by Kelli Weldon · Community Impact Newspaper
On Aug. 26, the Austin ISD board of trustees approved the district’s $1.05 billion budget and tax rate for fiscal year 2015 following local education leaders’ call for changes in the way the state provides funding for the district.
Before the board meeting, AISD Interim Superintendent Paul Cruz stood alongside Reps. Donna Howard, Eddie Rodriguez and Paul Workman; Greater Austin Chamber of Commerce Education Chairman David Reiter; Education Austin President Ken Zarifis; and AISD board of trustees President Vincent Torres.
Howard said Austin is being penalized by the state’s current funding formula.
“What’s happening now is not sustainable,” Howard said. “And if we want our kids to be prepared for the workforce, as I know the Austin Chamber does, we are going to have to make sure that we invest appropriately in our schools.”
AISD’s approved 2014–15 budget includes $1.05 billion in expenditures, about $1.03 billion in revenue and $30,000 for a net of other sources and uses. The district has a $906.7 million general fund expenditure budget and is using $24.9 million from its general fund reserves to make up the gap.
The board also approved AISD’s tax rate, which is composed of two parts: maintenance and operations (M&O) and interest and sinking (I&S). For AISD, the two rates are $1.079 and $0.163 per $100 of valuation, respectively; they combine to make up the current $1.242 per $100 of valuation tax rate. For FY2015, the district is maintaining its current M&O tax rate but lowered the I&S tax rate to $0.143 per $100 of valuation.

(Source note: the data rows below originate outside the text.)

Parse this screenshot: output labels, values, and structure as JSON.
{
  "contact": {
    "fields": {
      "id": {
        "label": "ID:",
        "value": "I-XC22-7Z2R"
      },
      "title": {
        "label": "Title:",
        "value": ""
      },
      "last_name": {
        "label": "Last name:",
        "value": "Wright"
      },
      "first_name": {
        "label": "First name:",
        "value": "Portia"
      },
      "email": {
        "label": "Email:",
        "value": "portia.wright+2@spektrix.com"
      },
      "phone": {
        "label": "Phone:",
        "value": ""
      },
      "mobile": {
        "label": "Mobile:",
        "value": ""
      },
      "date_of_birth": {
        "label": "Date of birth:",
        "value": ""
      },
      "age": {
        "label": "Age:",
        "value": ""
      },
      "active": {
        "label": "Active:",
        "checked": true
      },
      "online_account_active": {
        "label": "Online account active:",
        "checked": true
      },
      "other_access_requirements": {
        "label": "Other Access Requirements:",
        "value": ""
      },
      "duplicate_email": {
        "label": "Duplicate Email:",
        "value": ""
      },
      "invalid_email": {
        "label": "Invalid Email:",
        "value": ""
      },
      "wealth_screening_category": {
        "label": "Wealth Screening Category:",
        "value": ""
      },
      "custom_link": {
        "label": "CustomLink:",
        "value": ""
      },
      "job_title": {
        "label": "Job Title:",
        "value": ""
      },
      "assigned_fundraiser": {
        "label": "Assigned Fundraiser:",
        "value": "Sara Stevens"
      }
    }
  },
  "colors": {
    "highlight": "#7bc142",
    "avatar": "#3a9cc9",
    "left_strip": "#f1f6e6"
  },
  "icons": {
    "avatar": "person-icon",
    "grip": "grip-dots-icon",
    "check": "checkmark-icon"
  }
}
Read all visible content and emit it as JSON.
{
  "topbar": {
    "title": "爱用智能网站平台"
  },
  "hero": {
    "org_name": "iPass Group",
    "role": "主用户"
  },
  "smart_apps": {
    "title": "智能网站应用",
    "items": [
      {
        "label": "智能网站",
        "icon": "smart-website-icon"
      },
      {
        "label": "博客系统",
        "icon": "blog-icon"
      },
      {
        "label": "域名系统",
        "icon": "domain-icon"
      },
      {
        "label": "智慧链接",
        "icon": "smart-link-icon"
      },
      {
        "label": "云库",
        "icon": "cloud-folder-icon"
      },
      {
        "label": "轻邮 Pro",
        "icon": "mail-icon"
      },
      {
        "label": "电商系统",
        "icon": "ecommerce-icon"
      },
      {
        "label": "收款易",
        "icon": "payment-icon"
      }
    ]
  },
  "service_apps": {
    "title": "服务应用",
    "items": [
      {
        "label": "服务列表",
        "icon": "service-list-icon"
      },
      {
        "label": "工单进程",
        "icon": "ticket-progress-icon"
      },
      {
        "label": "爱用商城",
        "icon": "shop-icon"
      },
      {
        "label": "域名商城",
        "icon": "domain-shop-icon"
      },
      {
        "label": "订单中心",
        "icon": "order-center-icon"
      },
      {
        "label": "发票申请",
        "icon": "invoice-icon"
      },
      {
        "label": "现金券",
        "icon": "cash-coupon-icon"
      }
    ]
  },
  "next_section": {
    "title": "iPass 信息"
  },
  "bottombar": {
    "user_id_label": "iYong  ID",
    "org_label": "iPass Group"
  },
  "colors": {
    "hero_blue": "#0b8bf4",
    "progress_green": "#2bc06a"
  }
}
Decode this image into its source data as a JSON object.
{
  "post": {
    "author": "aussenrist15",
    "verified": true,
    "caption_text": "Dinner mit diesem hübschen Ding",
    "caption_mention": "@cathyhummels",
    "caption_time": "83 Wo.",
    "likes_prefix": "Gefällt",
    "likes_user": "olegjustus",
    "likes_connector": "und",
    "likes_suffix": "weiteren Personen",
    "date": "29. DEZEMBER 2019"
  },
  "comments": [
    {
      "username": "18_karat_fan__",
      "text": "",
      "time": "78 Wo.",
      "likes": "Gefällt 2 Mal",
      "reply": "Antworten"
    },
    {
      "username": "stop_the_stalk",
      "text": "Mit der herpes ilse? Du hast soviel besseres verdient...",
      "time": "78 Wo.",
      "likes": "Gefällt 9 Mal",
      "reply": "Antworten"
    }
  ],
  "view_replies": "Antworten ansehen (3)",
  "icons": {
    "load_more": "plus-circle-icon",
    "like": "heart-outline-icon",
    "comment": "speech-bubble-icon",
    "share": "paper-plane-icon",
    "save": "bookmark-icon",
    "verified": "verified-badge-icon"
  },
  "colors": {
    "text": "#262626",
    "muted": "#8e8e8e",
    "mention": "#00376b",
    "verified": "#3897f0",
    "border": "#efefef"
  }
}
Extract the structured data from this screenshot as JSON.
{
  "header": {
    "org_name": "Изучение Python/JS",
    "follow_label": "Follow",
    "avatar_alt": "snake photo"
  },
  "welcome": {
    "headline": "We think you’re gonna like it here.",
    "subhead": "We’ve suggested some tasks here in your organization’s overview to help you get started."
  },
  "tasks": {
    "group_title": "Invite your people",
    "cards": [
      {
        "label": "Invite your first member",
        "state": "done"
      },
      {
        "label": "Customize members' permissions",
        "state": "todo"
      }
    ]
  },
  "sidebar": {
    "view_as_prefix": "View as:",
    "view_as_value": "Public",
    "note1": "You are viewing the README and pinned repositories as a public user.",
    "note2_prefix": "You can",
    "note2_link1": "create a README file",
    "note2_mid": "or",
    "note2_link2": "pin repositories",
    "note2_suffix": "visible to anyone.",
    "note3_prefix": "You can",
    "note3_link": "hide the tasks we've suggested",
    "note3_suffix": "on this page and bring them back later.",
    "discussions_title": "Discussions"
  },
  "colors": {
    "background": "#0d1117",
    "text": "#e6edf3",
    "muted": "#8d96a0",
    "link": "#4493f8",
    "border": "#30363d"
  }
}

The approved budget includes costs to continue supporting the 3 percent employee compensation adjustment made in 2013 and to provide a one-time 2 percent salary adjustment for AISD employees, representing an increase of 0.5 percent compared with the 1.5 percent lump sum payments employees received in FY2014. Several teachers spoke at the board meeting, asking the raise be made permanent rather than temporary.
As part of the budget, AISD will send $175 million to the state as part of recapture, also known as “Robin Hood,” Torres said.
Torres said AISD and the leaders supporting the district are not calling for an end to Robin Hood, but instead are asking the Texas Legislature to address the inequitable amount in property taxes AISD sends to the state compared with other districts.
“From fiscal year 2002—when the recapture law went into effect—through fiscal year 2015, AISD will have paid the state more than $1.8 billion in recapture payments,” Torres said.
Trustee Robert Schneider pointed out that last year, AISD paid an amount 58 times the size of the average payment from any other Chapter 41 district in the state, noting cities such as Dallas and Houston have never made payments.
How recapture works
Recapture is a system through which property-rich districts such as AISD are required by law to send money to the state to be redistributed among districts deemed property-poor.
While Texas considers AISD a property-wealthy district, more than 60 percent of the nearly 86,000 students in AISD participate in free and reduced-price lunch programs, Rep. Rodriguez said. He noted the Robin Hood plan had good intentions and has helped some other school districts in the state, but not Austin.
“It was never envisioned in any way that a situation like this [would be] happening in Austin which really is happening in no other place, where you have a district that’s giving almost $200 million—and it will be $300 million in a few years—away when we could really use that money here,” he said.
Zarifis, of Education Austin, said the state must recognize this disparity.
The Austin Chamber is asking the Texas Legislature to reduce the amount the state takes from Austin’s property taxes for a variety of reasons, said Reiter, a parent of two AISD students.
“First, the Austin Chamber continues to support local control of our public schools; the Texas Legislature is now capturing 22 percent of all local funds raised to support the operations of Austin ISD,” he said. “Second, the captured local funds go to the state’s bottom line, not to support other public schools. Third, the pending school finance lawsuit will not resolve the constitutionality of the historically high rate of state capture of local property taxes.”
Austin homeowners face the highest median home price and renters face the highest median rent compared with other Texas Metro regions, according to the chamber.
Howard said she wants the Legislature to increase the basic allotment that the state provides for the foundational part of AISD’s school program, which would decrease the amount of property tax funds AISD has to send to the state.